Interface dataset entries:
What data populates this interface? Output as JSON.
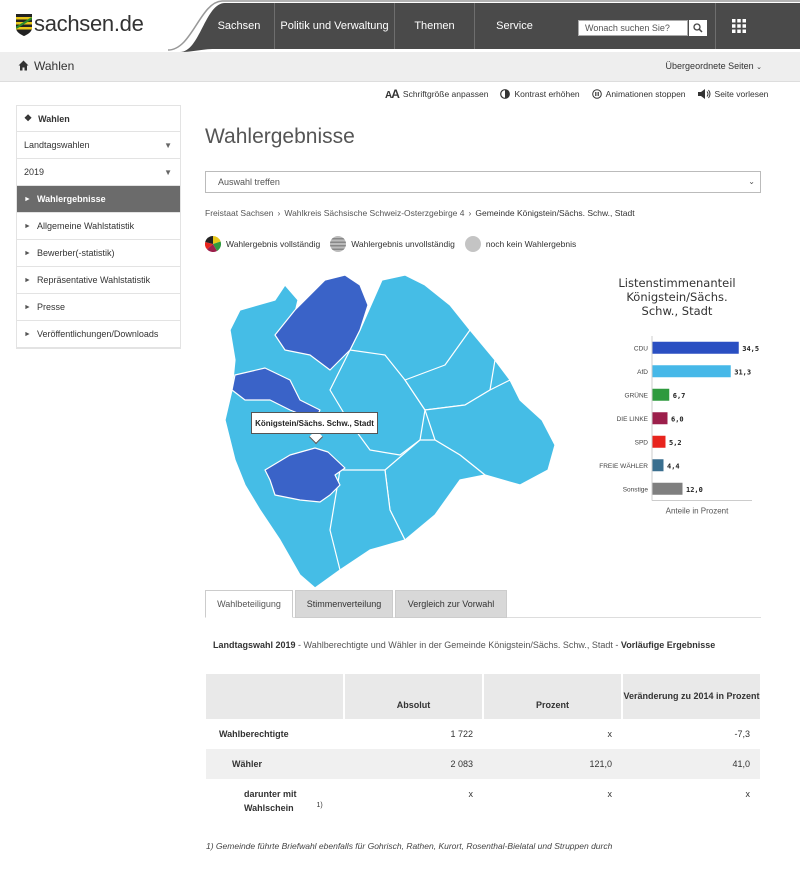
{
  "header": {
    "logo_text": "sachsen.de",
    "nav": [
      {
        "label": "Sachsen"
      },
      {
        "label": "Politik und Verwaltung"
      },
      {
        "label": "Themen"
      },
      {
        "label": "Service"
      }
    ],
    "search_placeholder": "Wonach suchen Sie?",
    "colors": {
      "nav_bg": "#4a4a4a",
      "accent_line": "#8a8a8a"
    }
  },
  "subbar": {
    "title": "Wahlen",
    "right_link": "Übergeordnete Seiten"
  },
  "tools": [
    {
      "label": "Schriftgröße anpassen",
      "icon": "font-size-icon"
    },
    {
      "label": "Kontrast erhöhen",
      "icon": "contrast-icon"
    },
    {
      "label": "Animationen stoppen",
      "icon": "pause-icon"
    },
    {
      "label": "Seite vorlesen",
      "icon": "speaker-icon"
    }
  ],
  "sidebar": {
    "head": "Wahlen",
    "dropdowns": [
      "Landtagswahlen",
      "2019"
    ],
    "items": [
      {
        "label": "Wahlergebnisse",
        "active": true
      },
      {
        "label": "Allgemeine Wahlstatistik"
      },
      {
        "label": "Bewerber(-statistik)"
      },
      {
        "label": "Repräsentative Wahlstatistik"
      },
      {
        "label": "Presse"
      },
      {
        "label": "Veröffentlichungen/Downloads"
      }
    ]
  },
  "main": {
    "title": "Wahlergebnisse",
    "select_placeholder": "Auswahl treffen",
    "breadcrumbs": [
      "Freistaat Sachsen",
      "Wahlkreis Sächsische Schweiz-Osterzgebirge 4",
      "Gemeinde Königstein/Sächs. Schw., Stadt"
    ],
    "legend": [
      {
        "label": "Wahlergebnis vollständig",
        "icon": "pie-complete-icon"
      },
      {
        "label": "Wahlergebnis unvollständig",
        "icon": "striped-circle-icon"
      },
      {
        "label": "noch kein Wahlergebnis",
        "icon": "grey-circle-icon"
      }
    ],
    "map": {
      "tooltip": "Königstein/Sächs. Schw., Stadt",
      "colors": {
        "complete": "#45bde6",
        "selected": "#3a63c8",
        "border": "#ffffff"
      }
    },
    "tabs": [
      {
        "label": "Wahlbeteiligung",
        "active": true
      },
      {
        "label": "Stimmenverteilung"
      },
      {
        "label": "Vergleich zur Vorwahl"
      }
    ],
    "table_description": {
      "lead": "Landtagswahl 2019",
      "middle": " - Wahlberechtigte und Wähler in der Gemeinde Königstein/Sächs. Schw., Stadt - ",
      "tail": "Vorläufige Ergebnisse"
    },
    "table": {
      "headers": [
        "",
        "Absolut",
        "Prozent",
        "Veränderung zu 2014 in Prozent"
      ],
      "rows": [
        {
          "label": "Wahlberechtigte",
          "absolut": "1 722",
          "prozent": "x",
          "veraenderung": "-7,3"
        },
        {
          "label": "Wähler",
          "absolut": "2 083",
          "prozent": "121,0",
          "veraenderung": "41,0"
        },
        {
          "label": "darunter mit Wahlschein",
          "sup": "1)",
          "absolut": "x",
          "prozent": "x",
          "veraenderung": "x"
        }
      ]
    },
    "footnote": "1) Gemeinde führte Briefwahl ebenfalls für Gohrisch, Rathen, Kurort, Rosenthal-Bielatal und Struppen durch"
  },
  "chart_data": {
    "type": "bar",
    "orientation": "horizontal",
    "title": "Listenstimmenanteil Königstein/Sächs. Schw., Stadt",
    "title_lines": [
      "Listenstimmenanteil",
      "Königstein/Sächs.",
      "Schw., Stadt"
    ],
    "xlabel": "Anteile in Prozent",
    "xlim": [
      0,
      40
    ],
    "categories": [
      "CDU",
      "AfD",
      "GRÜNE",
      "DIE LINKE",
      "SPD",
      "FREIE WÄHLER",
      "Sonstige"
    ],
    "values": [
      34.5,
      31.3,
      6.7,
      6.0,
      5.2,
      4.4,
      12.0
    ],
    "value_labels": [
      "34,5",
      "31,3",
      "6,7",
      "6,0",
      "5,2",
      "4,4",
      "12,0"
    ],
    "colors": [
      "#2a4fc2",
      "#46b8e8",
      "#2e9a3e",
      "#9c1f4b",
      "#e8241d",
      "#3a6f8f",
      "#7f7f7f"
    ]
  }
}
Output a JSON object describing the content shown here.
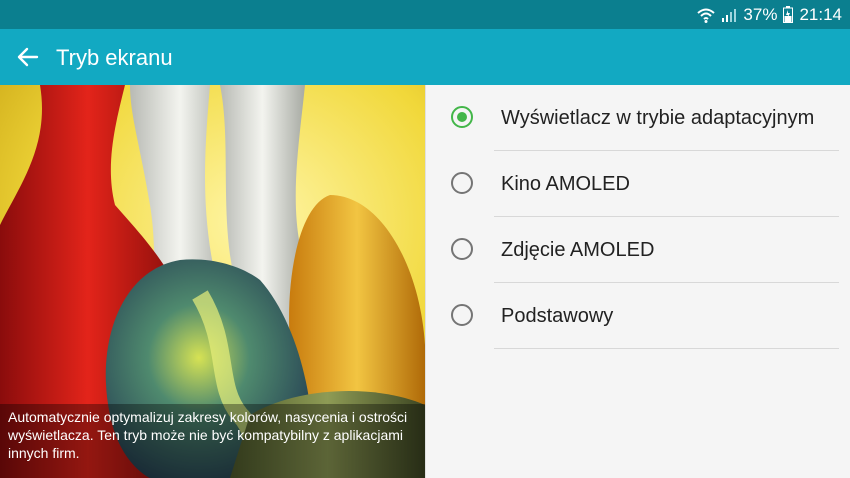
{
  "status": {
    "battery": "37%",
    "time": "21:14"
  },
  "appbar": {
    "title": "Tryb ekranu"
  },
  "preview": {
    "caption": "Automatycznie optymalizuj zakresy kolorów, nasycenia i ostrości wyświetlacza. Ten tryb może nie być kompatybilny z aplikacjami innych firm."
  },
  "options": [
    {
      "label": "Wyświetlacz w trybie adaptacyjnym",
      "selected": true
    },
    {
      "label": "Kino AMOLED",
      "selected": false
    },
    {
      "label": "Zdjęcie AMOLED",
      "selected": false
    },
    {
      "label": "Podstawowy",
      "selected": false
    }
  ],
  "colors": {
    "accent": "#43b649",
    "appbar": "#12a9c2",
    "statusbar": "#0b7f8f"
  }
}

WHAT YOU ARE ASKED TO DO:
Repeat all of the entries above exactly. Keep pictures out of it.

YOUR RESPONSE:
What data populates this interface? Output as JSON.
{
  "header": {
    "logo_text": "sachsen.de",
    "nav": [
      {
        "label": "Sachsen"
      },
      {
        "label": "Politik und Verwaltung"
      },
      {
        "label": "Themen"
      },
      {
        "label": "Service"
      }
    ],
    "search_placeholder": "Wonach suchen Sie?",
    "colors": {
      "nav_bg": "#4a4a4a",
      "accent_line": "#8a8a8a"
    }
  },
  "subbar": {
    "title": "Wahlen",
    "right_link": "Übergeordnete Seiten"
  },
  "tools": [
    {
      "label": "Schriftgröße anpassen",
      "icon": "font-size-icon"
    },
    {
      "label": "Kontrast erhöhen",
      "icon": "contrast-icon"
    },
    {
      "label": "Animationen stoppen",
      "icon": "pause-icon"
    },
    {
      "label": "Seite vorlesen",
      "icon": "speaker-icon"
    }
  ],
  "sidebar": {
    "head": "Wahlen",
    "dropdowns": [
      "Landtagswahlen",
      "2019"
    ],
    "items": [
      {
        "label": "Wahlergebnisse",
        "active": true
      },
      {
        "label": "Allgemeine Wahlstatistik"
      },
      {
        "label": "Bewerber(-statistik)"
      },
      {
        "label": "Repräsentative Wahlstatistik"
      },
      {
        "label": "Presse"
      },
      {
        "label": "Veröffentlichungen/Downloads"
      }
    ]
  },
  "main": {
    "title": "Wahlergebnisse",
    "select_placeholder": "Auswahl treffen",
    "breadcrumbs": [
      "Freistaat Sachsen",
      "Wahlkreis Sächsische Schweiz-Osterzgebirge 4",
      "Gemeinde Königstein/Sächs. Schw., Stadt"
    ],
    "legend": [
      {
        "label": "Wahlergebnis vollständig",
        "icon": "pie-complete-icon"
      },
      {
        "label": "Wahlergebnis unvollständig",
        "icon": "striped-circle-icon"
      },
      {
        "label": "noch kein Wahlergebnis",
        "icon": "grey-circle-icon"
      }
    ],
    "map": {
      "tooltip": "Königstein/Sächs. Schw., Stadt",
      "colors": {
        "complete": "#45bde6",
        "selected": "#3a63c8",
        "border": "#ffffff"
      }
    },
    "tabs": [
      {
        "label": "Wahlbeteiligung",
        "active": true
      },
      {
        "label": "Stimmenverteilung"
      },
      {
        "label": "Vergleich zur Vorwahl"
      }
    ],
    "table_description": {
      "lead": "Landtagswahl 2019",
      "middle": " - Wahlberechtigte und Wähler in der Gemeinde Königstein/Sächs. Schw., Stadt - ",
      "tail": "Vorläufige Ergebnisse"
    },
    "table": {
      "headers": [
        "",
        "Absolut",
        "Prozent",
        "Veränderung zu 2014 in Prozent"
      ],
      "rows": [
        {
          "label": "Wahlberechtigte",
          "absolut": "1 722",
          "prozent": "x",
          "veraenderung": "-7,3"
        },
        {
          "label": "Wähler",
          "absolut": "2 083",
          "prozent": "121,0",
          "veraenderung": "41,0"
        },
        {
          "label": "darunter mit Wahlschein",
          "sup": "1)",
          "absolut": "x",
          "prozent": "x",
          "veraenderung": "x"
        }
      ]
    },
    "footnote": "1) Gemeinde führte Briefwahl ebenfalls für Gohrisch, Rathen, Kurort, Rosenthal-Bielatal und Struppen durch"
  },
  "chart_data": {
    "type": "bar",
    "orientation": "horizontal",
    "title": "Listenstimmenanteil Königstein/Sächs. Schw., Stadt",
    "title_lines": [
      "Listenstimmenanteil",
      "Königstein/Sächs.",
      "Schw., Stadt"
    ],
    "xlabel": "Anteile in Prozent",
    "xlim": [
      0,
      40
    ],
    "categories": [
      "CDU",
      "AfD",
      "GRÜNE",
      "DIE LINKE",
      "SPD",
      "FREIE WÄHLER",
      "Sonstige"
    ],
    "values": [
      34.5,
      31.3,
      6.7,
      6.0,
      5.2,
      4.4,
      12.0
    ],
    "value_labels": [
      "34,5",
      "31,3",
      "6,7",
      "6,0",
      "5,2",
      "4,4",
      "12,0"
    ],
    "colors": [
      "#2a4fc2",
      "#46b8e8",
      "#2e9a3e",
      "#9c1f4b",
      "#e8241d",
      "#3a6f8f",
      "#7f7f7f"
    ]
  }
}
Output a JSON object describing the content shown here.
{
  "status": {
    "battery": "37%",
    "time": "21:14"
  },
  "appbar": {
    "title": "Tryb ekranu"
  },
  "preview": {
    "caption": "Automatycznie optymalizuj zakresy kolorów, nasycenia i ostrości wyświetlacza. Ten tryb może nie być kompatybilny z aplikacjami innych firm."
  },
  "options": [
    {
      "label": "Wyświetlacz w trybie adaptacyjnym",
      "selected": true
    },
    {
      "label": "Kino AMOLED",
      "selected": false
    },
    {
      "label": "Zdjęcie AMOLED",
      "selected": false
    },
    {
      "label": "Podstawowy",
      "selected": false
    }
  ],
  "colors": {
    "accent": "#43b649",
    "appbar": "#12a9c2",
    "statusbar": "#0b7f8f"
  }
}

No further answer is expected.